This is probably the closest Ed Wood ever came to making a decent movie. It still has some major flaws, but they just add to the charm of the whole thing. Lugosi and Wood were made for each other. They needed each other, and although neither of them actually got the results they wanted out of their movie partnership, they did find a kindred spirit in each other. Wood and his gang of misfits were the original guerrilla filmmakers. The fact that the octopus in the movie was stolen from some studio more than makes up for the fact that it was totally inanimate. The acting, although definitely not top shelf, was still no worse than some other b-movies I've seen from that era. The plot is pretty basic, but it works. All in all I'd say that from a technical stand point, this is probably Wood's best work, Glen Or Glenda is still my personal favorite, followed very closely by Plan 9.
October 21, 2009

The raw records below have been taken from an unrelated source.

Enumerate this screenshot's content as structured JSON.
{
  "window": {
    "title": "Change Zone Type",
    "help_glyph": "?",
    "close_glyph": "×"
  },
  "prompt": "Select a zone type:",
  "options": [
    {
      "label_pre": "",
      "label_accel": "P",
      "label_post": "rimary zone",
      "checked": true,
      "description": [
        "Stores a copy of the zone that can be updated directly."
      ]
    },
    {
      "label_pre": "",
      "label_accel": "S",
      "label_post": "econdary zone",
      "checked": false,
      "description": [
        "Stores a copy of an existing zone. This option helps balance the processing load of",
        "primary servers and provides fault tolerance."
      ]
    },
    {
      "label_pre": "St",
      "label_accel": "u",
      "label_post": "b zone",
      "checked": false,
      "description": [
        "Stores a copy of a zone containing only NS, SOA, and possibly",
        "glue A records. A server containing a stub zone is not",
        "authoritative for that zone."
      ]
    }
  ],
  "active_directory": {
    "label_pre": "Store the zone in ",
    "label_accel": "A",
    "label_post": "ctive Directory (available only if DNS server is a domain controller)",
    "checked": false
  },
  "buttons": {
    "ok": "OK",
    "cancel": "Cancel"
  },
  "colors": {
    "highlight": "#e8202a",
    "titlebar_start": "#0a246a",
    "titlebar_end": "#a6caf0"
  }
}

we have Bela Lugosi playing a mad scientist in this Ed Wood production. He's trying to make super-strength slaves and he has an octopus. This one has more sense than the notorious Plan 9, but still with all the ineptness which I don't believe was deliberate. These traits of absolute horribleness actually help to boost this above many of this genre during this period.
May 24, 2009
this film is amazing. unlike Plan 9, it seems to have somewhat of a budget, although it's not really a noticeable step up. easily my favorite part of the movie is the last 5 or 10 minutes...the final sequence of events is just so unbearably awful you can't help bust a gut laughing. miserable writing, sloppy editing, and just about everything you'd want or expect from the Ed Wood tier of moviemaking.
August 11, 2008
bela lugosi AND tor johnson in the same movie? it's a dang match made in heaven that only ed wood could provide. is it good? is it bad? who cares? it's entertaining.
July 7, 2008
Ed Wood actually tires to make a horror movie in this one, which is funny at times, but usually downright dumb. Better than Plan 9.
July 2, 2008
The only thing that makes this movie good is how terribly bad it is; that and Bela Lugosi, who gives it his all despite the overall crappiness of the movie as a whole.
December 15, 2007
This is one of the best movies ever made. IBela Lugosi,Tor Johnson,Ed Wood,a rubber octopus...need I say more. Yeah...I guess I could. But I won't. Because I can do that.
November 15, 2007
You can't go wrong with Eddy. Bela Lugosi, Tor Johnson, and a rubber octopus; who could ask for anything more?
August 11, 2007
People take shots at Ed Wood but, really, this flick wasn't quite so horrible. Overlook the name of the director , it's not so different from a lot of films of it's era. That said, it's certainly not a phenomenal film by any stretch of the term.
I was fortunate enough to see this as a MST, but I was exposed to it at a young age -- God knows what that's done. Tor Johnson... somehow on par with Bela as far as acting goes in this one? Oh, Bela, Bela, Bela...
That was one unstable octopus!